IVtF^hTA6 m°St m0ral Pe°P'e on the face oTthe earth. When t had been proved hopeless to obtain a orohibition, Bennet introduced a bill to improve the condition Sf the

failed by the opposition of the Lords. Lord Eldon the Lord Chancellor objected to the bill because it contained the words 'female girl or woman.» The noble lord, to Xm the eSt worcnng of an Act of Parliament was more important than human life was not quite scrupulous in his assertion for the

ffie^hVtefnr*'y,e °r womaï'LÓrd Laï
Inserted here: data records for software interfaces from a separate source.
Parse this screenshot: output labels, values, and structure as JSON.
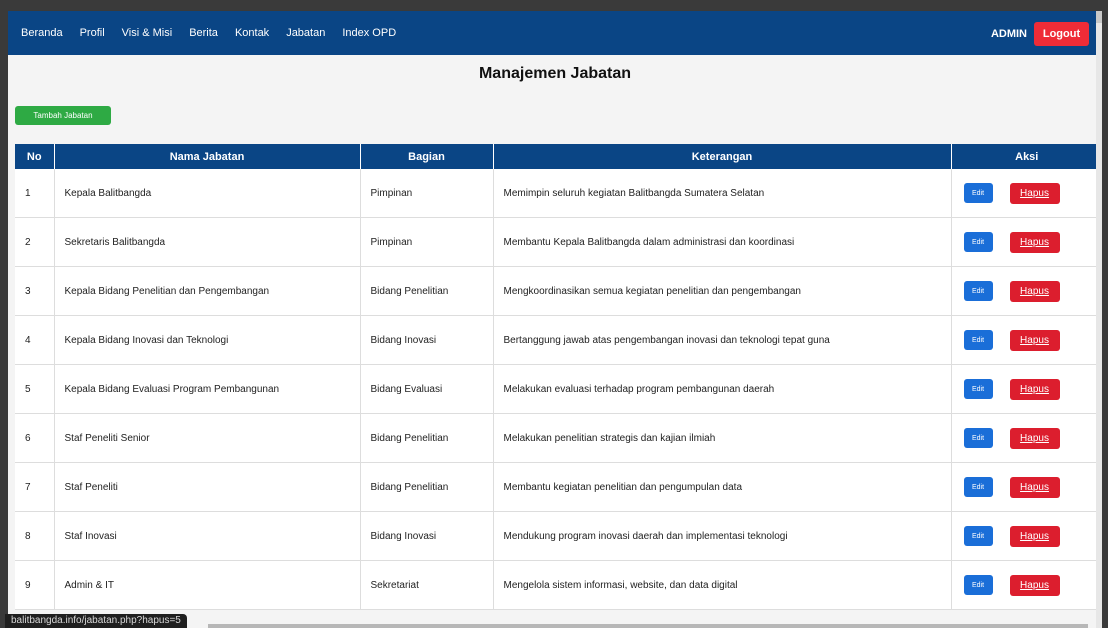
{
  "nav": {
    "links": [
      "Beranda",
      "Profil",
      "Visi & Misi",
      "Berita",
      "Kontak",
      "Jabatan",
      "Index OPD"
    ],
    "admin_label": "ADMIN",
    "logout_label": "Logout"
  },
  "page": {
    "title": "Manajemen Jabatan",
    "add_button_label": "Tambah Jabatan"
  },
  "table": {
    "headers": [
      "No",
      "Nama Jabatan",
      "Bagian",
      "Keterangan",
      "Aksi"
    ],
    "edit_label": "Edit",
    "delete_label": "Hapus",
    "rows": [
      {
        "no": "1",
        "nama": "Kepala Balitbangda",
        "bagian": "Pimpinan",
        "keterangan": "Memimpin seluruh kegiatan Balitbangda Sumatera Selatan"
      },
      {
        "no": "2",
        "nama": "Sekretaris Balitbangda",
        "bagian": "Pimpinan",
        "keterangan": "Membantu Kepala Balitbangda dalam administrasi dan koordinasi"
      },
      {
        "no": "3",
        "nama": "Kepala Bidang Penelitian dan Pengembangan",
        "bagian": "Bidang Penelitian",
        "keterangan": "Mengkoordinasikan semua kegiatan penelitian dan pengembangan"
      },
      {
        "no": "4",
        "nama": "Kepala Bidang Inovasi dan Teknologi",
        "bagian": "Bidang Inovasi",
        "keterangan": "Bertanggung jawab atas pengembangan inovasi dan teknologi tepat guna"
      },
      {
        "no": "5",
        "nama": "Kepala Bidang Evaluasi Program Pembangunan",
        "bagian": "Bidang Evaluasi",
        "keterangan": "Melakukan evaluasi terhadap program pembangunan daerah"
      },
      {
        "no": "6",
        "nama": "Staf Peneliti Senior",
        "bagian": "Bidang Penelitian",
        "keterangan": "Melakukan penelitian strategis dan kajian ilmiah"
      },
      {
        "no": "7",
        "nama": "Staf Peneliti",
        "bagian": "Bidang Penelitian",
        "keterangan": "Membantu kegiatan penelitian dan pengumpulan data"
      },
      {
        "no": "8",
        "nama": "Staf Inovasi",
        "bagian": "Bidang Inovasi",
        "keterangan": "Mendukung program inovasi daerah dan implementasi teknologi"
      },
      {
        "no": "9",
        "nama": "Admin & IT",
        "bagian": "Sekretariat",
        "keterangan": "Mengelola sistem informasi, website, dan data digital"
      }
    ]
  },
  "status_bar": {
    "hover_url": "balitbangda.info/jabatan.php?hapus=5"
  },
  "colors": {
    "navbar": "#0a4585",
    "logout": "#ef2c37",
    "add_button": "#2eaa44",
    "edit_button": "#1a6ed8",
    "delete_button": "#dc1e2e"
  }
}
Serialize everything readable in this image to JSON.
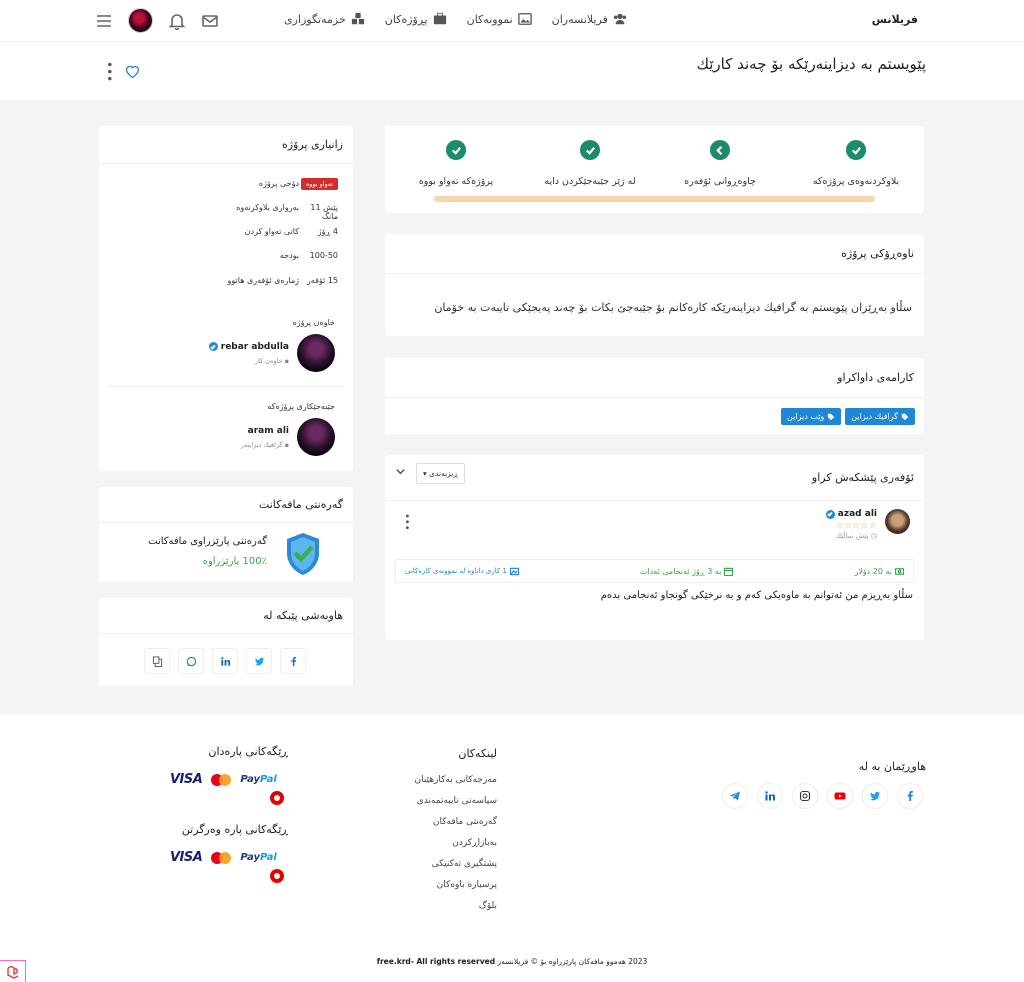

Sous ffi L T"ar$ a" obJection that was considered so «?f ?h i -V* destr°yed any chance the bill might have hadIf the legislature attempted to lay down a moral code fo thé people, there was always a danger that everTfeeline of henï V^CehW0U^ ?C extirPated." I? Iasted Si 1872 before Lord Shaftesbury (about whom more in a moment) succeeded in pass ng a measure which put a stop to this outrage l a2h TTd 1uotation (b) shows that even a man like Charles Lamb, ai charming and refined writer, who was not lactónï in

SrSni^and tf ^ Utt!e Ckmne* "weepers'Souï •nfi ™. p ty and.the indignation which one would exoect rZ mrf °CC?l? in.Lamb's Essays of Elia (1823) P

ses were just then beginning to feel forthe chiS in tïë Sstrac't

h Jvh6 a°Uhth passaSe> fi"a»y. (d), is taken from Lord Shaftesseries by these same wnters. In this fragment we hear something

Lord ACiï?°n«WhiCh,PrecVailed in SKS^ÏÏtS nïï? ,Ashley. afterwards Earl of Shaftesbury, is one"of thé

n0i,1nftt0hlracters of that aSe- "e was a great practical philS!

Se^oSÏlS?^ °n than °ne °^aPsion in shakuTg C2?P,ac.e.n1°y and rousing the consciences of the aristocrarv and the middle class (the only classes who had anv nolitical

Tiï'Z™{3" th? Ref?rm Act of '832). He hlmse^belonï ed to the land-owning class and to the Tory partv As he advanced ,n hfe his religieus preoccupations (see ch XI) eot more and more the upp% hand in his mind, and it" may te